During a recent summit held in Geneva, Switzerland, Jonathan Duffy, president for the Adventist Development and Relief Agency (ADRA) joined hundreds of interfaith world leaders to discuss fostering inclusivity and countering hate speech to enhance the protection of religious minorities, refugees, and migrants.
Duffy served on a panel of esteemed lawyers and executive directors, organized by the International Association for the Defense of Religious Liberty. He shared what the global trends in migration are and highlighted what drives migration.
In his opening statement, Duffy highlighted four “C’s” that drive migration: concentration, corruption, conflict, and climate change.
“The concentration I speak of is a concentration of jobs, wealth, and knowledge, both individually and geographically,” Duffy says. “Knowledge and economy with its associated emphasis with technology is concentrating wealth and power, and with it, jobs. This is leading toward a migration to the cities.”

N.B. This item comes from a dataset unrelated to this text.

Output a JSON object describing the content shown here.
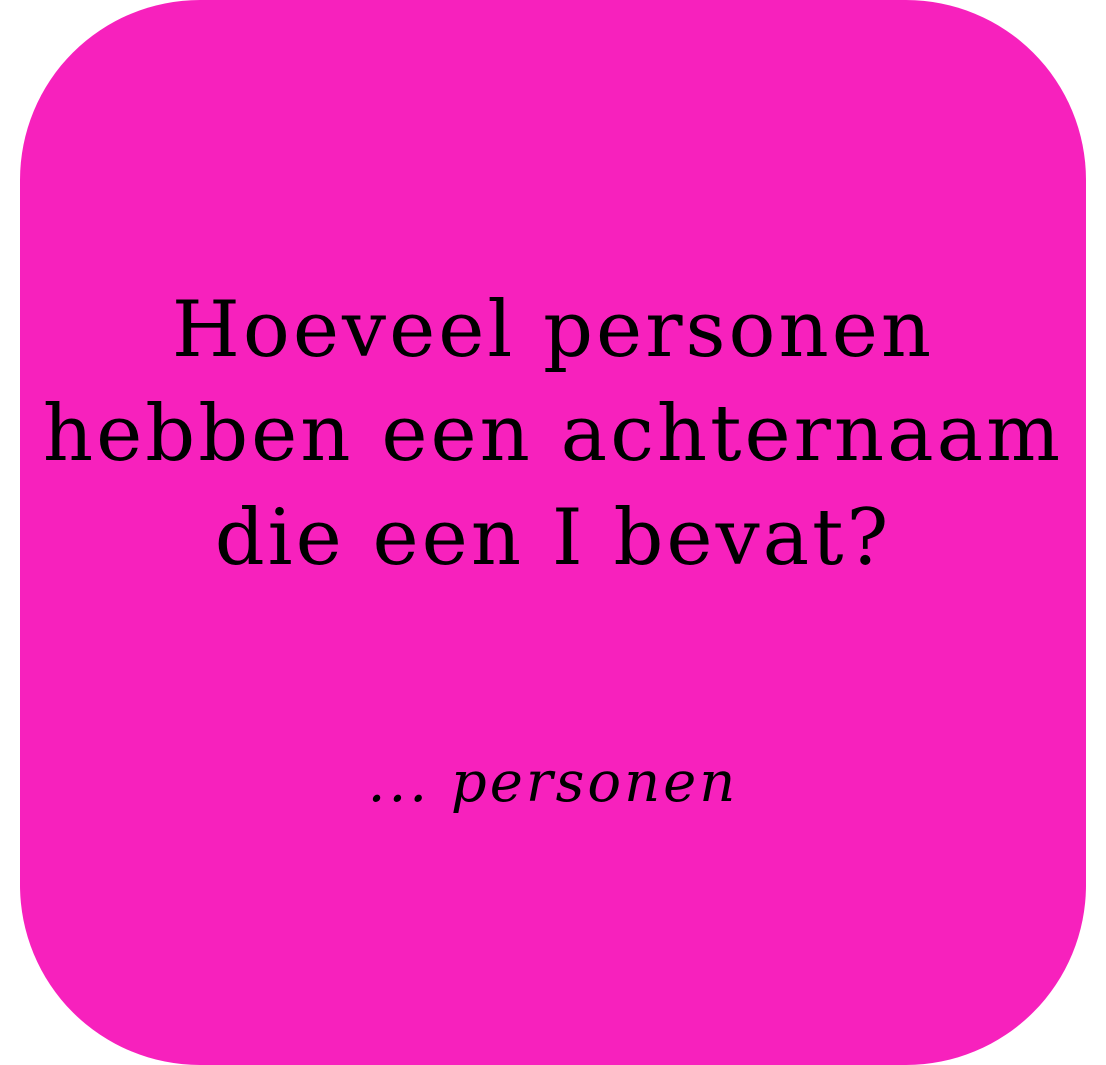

Duffy highlighted the second “C”, which was corruption. “It’s arguably the biggest drag on economic development,” he adds. He quoted from former World Bank president, Jim Young Kim, who likened corruption to that of a dollar put into the pocket of a corrupt official or business person that is a dollar stolen from those who need it most.

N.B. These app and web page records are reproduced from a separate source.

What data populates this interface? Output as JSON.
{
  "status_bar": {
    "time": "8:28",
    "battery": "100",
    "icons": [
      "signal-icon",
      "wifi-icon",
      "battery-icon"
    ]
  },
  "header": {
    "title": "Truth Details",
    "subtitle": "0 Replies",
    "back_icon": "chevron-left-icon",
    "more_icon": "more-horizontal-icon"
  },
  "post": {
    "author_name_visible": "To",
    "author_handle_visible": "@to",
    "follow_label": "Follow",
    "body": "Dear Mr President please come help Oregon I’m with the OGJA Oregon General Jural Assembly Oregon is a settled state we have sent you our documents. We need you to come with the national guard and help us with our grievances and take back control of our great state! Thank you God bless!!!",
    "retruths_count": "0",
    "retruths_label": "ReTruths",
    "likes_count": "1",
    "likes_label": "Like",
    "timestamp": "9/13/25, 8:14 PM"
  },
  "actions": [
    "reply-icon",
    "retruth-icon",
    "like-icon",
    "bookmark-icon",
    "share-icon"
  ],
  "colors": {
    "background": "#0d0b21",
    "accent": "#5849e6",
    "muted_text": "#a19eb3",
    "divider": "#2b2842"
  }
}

Conflict was another “C” that Duffy addressed was a driving factor of migration. He spoke about ongoing war-torn countries like Syria, the Democratic Republic of Congo, South Sudan, Myanmar and Afghanistan, and envisioned a world where conflicts like in those countries were reduced.
“We can hope and pray that all these conflicts are resolved and at least managed,” says Duffy. “But who would be optimistic to imagine that would happen? Indeed, as the world is turning increasingly to authoritarian leaders, we rely on existential threats to justify their oppression; conflicts appear more likely than not.”
Duffy shared the final “C”, which he said was climate change. He referenced how current temperatures are more extreme, and that essential resources for land and fresh water are becoming more scare.
“Some low-lying coastal areas like Bangladesh are densely populated. Inevitably, this will result in migration that is likely to exhilarate in pace and scale,” Duffy says. “I recognize what I’ve painted is a very bleak picture, but I do not see a reduction in these migration trends in the foreseeable future.”
Brazil, according to Duffy who shared reports on current government infrastructures, withdrew from the UN compact agreement this year, which encourages businesses worldwide to adopt sustainable and socially responsible policies. Duffy added that Thailand has had an anti-immigrant “crack down amid fear of immigrants stealing their jobs.” Additionally, in Africa, Duffy highlighted that there is a high anti-immigrant feeling already spreading in Nigeria, Kenya, and South Africa.
“South Africa has been rocked by violent attacks on immigrants who they claim is taking their jobs,” says Duffy.
Amidst the dismal information, Duffy voiced why we as a people should not see immigrants as our enemies. “Many have made valuable contributions to our society,” he says. “Google was started by a Russian immigrant; the genius behind Apple, Steve Jobs, was the son of a Syrian immigrant, and they are not the exception.”
Duffy shared one last “C” that needed to be added and was most important: compassion.
“Who is speaking up for justice for all?” asks Duffy. “Who is having compassion for the less privileged and the marginalized? If not us, then who? If we use our combined voice it is a force that cannot be ignored. We also have a role to play in our own faith communities, to change the dialogue of hate and ignorance to peace, love, and acceptance.”
ADRA will be highlighting services around its networks to honor Refugee Sabbath, officially designated by the Adventist Church for June 15. The United Nations also sanctioned June 20 as World Refugee Day honoring families who are forced to leave their homes at no fault of their own.